So do you feel you fit better into the world these days?
Yeah. Well, I wouldn't fit very well as a failed writer. That helps, doesn't it?
Does it? You've been both not-so-successful, and extremely successful. What are the pros and cons of each?
The pros are you can live in a bigger house and buy as many CDs as you want and you don't panic about money. And the cons... I have a vivid memory of when Curious Incident took off, which was very early on, before it was published here, and it was quite scary. It's like having one of those dreams in which your car starts to fly. They're great, but if your car starts to fly in real life, it scares the living daylights out of you. And you know fairly quickly whether it will wreck your life, or whether you're going to ignore it. These days I ignore it completely.
You said in an early interview that you'd always felt like you had your nose pressed to the window of the House of Literature and they were all in there – Ian McEwan was in the kitchen, and Jeanette Winterson was washing up. Are you there too now, peeling the potatoes?

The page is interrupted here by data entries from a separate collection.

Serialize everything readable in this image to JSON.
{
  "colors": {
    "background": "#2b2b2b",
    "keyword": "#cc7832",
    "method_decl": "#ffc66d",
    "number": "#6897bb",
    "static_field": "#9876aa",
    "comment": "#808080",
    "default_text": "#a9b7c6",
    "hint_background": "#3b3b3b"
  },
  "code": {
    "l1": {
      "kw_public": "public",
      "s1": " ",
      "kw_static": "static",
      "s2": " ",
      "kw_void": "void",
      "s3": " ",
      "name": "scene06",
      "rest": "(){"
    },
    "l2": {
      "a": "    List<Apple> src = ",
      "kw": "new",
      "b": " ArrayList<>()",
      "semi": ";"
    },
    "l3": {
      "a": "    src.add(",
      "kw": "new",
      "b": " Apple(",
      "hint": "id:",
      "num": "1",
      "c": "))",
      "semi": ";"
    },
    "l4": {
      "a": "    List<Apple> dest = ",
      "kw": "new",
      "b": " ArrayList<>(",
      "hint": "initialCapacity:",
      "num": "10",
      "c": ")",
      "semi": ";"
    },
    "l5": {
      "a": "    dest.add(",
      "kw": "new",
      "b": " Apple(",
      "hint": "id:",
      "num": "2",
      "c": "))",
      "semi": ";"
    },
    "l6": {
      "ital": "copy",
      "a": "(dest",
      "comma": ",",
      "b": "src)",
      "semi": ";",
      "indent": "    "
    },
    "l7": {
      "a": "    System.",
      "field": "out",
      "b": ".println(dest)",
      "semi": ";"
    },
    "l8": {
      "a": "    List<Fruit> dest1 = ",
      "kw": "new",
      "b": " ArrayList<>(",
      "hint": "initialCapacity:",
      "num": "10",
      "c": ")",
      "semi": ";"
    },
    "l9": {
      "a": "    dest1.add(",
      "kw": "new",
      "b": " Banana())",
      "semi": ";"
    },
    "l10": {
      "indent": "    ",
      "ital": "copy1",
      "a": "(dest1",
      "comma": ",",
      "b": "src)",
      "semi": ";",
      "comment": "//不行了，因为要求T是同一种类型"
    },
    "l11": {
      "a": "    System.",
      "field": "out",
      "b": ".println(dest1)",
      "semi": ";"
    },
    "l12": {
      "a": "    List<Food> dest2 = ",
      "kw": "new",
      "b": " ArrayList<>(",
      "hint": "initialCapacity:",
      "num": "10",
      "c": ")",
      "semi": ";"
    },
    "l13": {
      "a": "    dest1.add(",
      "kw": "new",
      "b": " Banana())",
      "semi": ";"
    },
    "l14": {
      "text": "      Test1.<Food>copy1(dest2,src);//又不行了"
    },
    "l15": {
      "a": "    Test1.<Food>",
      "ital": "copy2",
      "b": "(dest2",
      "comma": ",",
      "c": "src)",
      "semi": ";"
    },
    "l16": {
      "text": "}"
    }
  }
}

You realise eventually there is no place like that. What keeps you writing is that you don't ever enter a place that feels like home at last. You're still going uphill. There's still a little glowing light in the distance that you're trying to get to. I was writing something recently and I was chuckling at something I'd written, and my wife looked across and said, "Do you think that real writers do that?" And I didn't even notice it was funny at first, because I still think, "Oh, one day I'll be a real writer."